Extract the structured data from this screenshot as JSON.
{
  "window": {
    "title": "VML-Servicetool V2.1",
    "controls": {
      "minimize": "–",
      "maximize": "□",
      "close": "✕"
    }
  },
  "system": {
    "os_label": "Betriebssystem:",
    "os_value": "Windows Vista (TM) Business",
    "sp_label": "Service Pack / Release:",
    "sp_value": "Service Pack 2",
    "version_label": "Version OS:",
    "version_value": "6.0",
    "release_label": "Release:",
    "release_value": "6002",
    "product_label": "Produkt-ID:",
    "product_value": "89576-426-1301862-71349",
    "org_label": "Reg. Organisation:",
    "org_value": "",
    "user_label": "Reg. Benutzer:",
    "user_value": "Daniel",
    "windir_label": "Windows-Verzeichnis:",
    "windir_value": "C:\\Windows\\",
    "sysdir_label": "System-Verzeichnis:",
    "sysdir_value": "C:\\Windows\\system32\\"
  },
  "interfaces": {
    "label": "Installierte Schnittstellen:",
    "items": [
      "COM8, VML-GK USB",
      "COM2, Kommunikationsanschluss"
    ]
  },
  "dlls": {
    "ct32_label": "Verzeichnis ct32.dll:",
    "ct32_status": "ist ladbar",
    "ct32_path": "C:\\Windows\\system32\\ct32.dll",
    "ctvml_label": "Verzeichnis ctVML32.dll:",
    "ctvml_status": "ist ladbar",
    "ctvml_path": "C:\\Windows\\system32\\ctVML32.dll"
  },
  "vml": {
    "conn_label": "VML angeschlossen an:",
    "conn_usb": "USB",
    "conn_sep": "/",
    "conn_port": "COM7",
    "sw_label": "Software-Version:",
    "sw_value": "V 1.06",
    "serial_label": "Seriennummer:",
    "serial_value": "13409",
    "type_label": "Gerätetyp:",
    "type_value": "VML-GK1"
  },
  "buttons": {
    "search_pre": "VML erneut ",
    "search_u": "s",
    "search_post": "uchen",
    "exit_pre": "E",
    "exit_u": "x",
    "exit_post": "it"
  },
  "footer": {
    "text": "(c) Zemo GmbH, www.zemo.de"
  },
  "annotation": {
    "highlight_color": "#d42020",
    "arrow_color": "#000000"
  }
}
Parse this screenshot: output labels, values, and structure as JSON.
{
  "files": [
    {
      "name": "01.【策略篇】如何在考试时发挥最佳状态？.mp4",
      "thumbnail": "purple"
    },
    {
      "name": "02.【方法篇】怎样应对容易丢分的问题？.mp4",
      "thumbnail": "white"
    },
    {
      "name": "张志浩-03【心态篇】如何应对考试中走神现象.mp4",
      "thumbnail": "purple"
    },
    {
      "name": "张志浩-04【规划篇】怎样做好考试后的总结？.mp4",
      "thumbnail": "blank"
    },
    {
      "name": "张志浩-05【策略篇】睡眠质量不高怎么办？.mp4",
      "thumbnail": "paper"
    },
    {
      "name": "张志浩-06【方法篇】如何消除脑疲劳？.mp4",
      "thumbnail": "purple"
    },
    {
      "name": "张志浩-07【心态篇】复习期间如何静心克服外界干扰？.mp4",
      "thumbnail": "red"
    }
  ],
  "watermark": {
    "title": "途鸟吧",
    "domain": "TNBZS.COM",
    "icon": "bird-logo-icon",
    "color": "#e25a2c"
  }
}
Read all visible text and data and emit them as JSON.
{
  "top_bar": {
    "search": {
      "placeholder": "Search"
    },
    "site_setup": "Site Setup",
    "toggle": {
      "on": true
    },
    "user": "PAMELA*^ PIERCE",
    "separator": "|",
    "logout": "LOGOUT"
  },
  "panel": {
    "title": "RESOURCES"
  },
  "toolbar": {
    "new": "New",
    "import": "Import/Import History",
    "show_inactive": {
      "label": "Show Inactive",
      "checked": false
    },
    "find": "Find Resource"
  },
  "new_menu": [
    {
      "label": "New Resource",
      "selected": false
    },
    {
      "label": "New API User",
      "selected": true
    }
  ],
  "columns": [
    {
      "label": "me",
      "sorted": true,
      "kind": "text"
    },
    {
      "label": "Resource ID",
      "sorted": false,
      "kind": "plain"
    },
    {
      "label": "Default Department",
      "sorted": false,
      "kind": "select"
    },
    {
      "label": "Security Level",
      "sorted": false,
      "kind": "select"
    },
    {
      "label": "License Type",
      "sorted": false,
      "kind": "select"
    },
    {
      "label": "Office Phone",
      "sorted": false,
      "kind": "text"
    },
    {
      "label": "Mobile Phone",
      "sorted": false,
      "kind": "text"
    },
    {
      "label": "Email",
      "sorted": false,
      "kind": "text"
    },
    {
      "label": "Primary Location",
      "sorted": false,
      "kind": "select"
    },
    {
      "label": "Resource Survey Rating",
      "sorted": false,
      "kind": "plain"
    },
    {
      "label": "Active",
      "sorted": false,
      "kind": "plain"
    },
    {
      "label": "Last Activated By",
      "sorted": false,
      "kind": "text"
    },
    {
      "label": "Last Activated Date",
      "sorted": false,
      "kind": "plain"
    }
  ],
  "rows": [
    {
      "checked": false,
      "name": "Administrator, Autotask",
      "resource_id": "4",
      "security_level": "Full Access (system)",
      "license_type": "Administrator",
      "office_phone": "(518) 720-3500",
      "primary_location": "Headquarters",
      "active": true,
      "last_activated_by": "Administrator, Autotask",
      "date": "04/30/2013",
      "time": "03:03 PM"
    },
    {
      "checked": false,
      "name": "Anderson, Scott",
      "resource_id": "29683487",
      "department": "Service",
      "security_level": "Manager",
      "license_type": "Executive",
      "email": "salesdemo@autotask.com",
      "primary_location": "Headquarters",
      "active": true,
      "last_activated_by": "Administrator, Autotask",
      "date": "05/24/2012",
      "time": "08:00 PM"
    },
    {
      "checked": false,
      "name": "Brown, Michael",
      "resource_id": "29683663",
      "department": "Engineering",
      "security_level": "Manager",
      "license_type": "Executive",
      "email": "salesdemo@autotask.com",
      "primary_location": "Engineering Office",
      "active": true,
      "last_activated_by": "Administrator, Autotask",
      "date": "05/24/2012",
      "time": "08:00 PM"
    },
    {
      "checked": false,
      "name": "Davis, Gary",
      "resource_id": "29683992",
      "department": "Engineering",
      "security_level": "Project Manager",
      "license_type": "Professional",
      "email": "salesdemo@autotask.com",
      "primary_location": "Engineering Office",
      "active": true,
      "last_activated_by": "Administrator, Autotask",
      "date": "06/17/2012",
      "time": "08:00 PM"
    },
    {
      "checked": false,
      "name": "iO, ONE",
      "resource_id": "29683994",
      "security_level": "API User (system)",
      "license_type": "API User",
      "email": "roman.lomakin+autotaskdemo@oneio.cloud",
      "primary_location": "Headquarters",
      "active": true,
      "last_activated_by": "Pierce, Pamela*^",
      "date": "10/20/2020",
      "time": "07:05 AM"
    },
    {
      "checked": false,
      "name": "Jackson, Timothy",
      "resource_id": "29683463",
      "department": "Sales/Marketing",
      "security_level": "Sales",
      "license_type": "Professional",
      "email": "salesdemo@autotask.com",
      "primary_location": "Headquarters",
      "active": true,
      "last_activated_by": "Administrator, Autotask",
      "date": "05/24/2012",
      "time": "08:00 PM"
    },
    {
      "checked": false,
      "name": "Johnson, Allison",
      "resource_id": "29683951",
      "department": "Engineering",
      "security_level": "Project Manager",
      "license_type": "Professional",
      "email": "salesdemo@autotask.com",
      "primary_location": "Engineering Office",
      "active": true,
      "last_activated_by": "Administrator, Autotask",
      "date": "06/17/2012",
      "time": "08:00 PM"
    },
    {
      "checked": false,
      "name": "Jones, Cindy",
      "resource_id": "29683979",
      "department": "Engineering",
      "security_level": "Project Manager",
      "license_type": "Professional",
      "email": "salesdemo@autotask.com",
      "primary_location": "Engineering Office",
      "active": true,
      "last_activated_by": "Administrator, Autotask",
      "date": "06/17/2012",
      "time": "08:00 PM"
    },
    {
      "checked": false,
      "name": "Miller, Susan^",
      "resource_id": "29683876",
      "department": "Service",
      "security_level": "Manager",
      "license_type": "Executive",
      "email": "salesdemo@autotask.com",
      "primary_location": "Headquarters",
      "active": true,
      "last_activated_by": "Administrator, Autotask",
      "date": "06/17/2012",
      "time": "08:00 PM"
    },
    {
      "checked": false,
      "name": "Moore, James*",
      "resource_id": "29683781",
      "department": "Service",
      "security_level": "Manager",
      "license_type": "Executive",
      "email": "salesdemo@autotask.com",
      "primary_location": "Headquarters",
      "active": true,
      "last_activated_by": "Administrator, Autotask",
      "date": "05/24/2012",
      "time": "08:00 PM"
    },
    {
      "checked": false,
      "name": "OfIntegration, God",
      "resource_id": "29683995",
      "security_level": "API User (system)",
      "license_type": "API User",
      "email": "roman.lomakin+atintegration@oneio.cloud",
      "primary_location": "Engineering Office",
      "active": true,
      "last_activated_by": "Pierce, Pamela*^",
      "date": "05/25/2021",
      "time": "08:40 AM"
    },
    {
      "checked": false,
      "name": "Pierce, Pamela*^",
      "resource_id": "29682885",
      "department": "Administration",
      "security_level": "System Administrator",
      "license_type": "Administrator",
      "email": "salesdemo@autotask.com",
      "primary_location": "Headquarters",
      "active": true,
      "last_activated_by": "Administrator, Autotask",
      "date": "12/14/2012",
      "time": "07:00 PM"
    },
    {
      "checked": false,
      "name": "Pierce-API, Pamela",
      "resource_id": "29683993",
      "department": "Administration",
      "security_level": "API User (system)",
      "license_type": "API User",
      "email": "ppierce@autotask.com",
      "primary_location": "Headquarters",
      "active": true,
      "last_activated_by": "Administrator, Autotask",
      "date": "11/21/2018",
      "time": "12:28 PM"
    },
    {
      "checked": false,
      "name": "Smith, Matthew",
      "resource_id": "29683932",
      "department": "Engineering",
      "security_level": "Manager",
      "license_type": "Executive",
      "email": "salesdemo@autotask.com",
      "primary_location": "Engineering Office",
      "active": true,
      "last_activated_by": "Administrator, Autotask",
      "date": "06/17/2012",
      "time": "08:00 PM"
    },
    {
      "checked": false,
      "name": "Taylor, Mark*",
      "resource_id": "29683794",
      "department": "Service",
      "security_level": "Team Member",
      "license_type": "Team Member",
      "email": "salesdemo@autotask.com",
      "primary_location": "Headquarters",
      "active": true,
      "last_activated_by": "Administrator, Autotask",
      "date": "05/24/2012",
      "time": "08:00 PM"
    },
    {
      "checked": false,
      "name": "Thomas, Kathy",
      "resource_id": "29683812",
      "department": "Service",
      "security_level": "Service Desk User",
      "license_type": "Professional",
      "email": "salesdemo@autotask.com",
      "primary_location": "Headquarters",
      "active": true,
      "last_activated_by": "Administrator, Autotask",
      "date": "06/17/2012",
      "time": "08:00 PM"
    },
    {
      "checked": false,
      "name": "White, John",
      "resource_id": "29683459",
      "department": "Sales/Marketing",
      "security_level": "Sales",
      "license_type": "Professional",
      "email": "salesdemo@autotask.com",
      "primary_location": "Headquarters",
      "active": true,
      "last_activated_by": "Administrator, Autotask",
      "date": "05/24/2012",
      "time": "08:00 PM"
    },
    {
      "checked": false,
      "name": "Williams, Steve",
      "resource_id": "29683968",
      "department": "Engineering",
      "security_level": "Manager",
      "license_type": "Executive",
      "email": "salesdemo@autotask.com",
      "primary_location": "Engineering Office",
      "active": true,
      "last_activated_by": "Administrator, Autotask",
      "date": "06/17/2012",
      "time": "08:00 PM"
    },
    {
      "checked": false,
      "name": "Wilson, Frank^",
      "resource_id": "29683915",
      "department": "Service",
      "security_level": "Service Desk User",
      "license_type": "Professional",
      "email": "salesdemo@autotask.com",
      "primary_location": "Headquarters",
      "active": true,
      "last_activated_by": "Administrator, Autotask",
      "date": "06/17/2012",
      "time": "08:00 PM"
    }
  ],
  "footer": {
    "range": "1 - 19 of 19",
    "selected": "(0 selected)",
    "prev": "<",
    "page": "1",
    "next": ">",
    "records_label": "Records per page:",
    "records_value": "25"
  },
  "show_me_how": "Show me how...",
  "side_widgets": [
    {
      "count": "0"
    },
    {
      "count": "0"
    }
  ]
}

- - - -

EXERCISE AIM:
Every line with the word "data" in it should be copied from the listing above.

SOLUTION FOR THIS PROBLEM:
Extract the structured data from this screenshot as JSON.
Read all visible text and data and emit them as JSON.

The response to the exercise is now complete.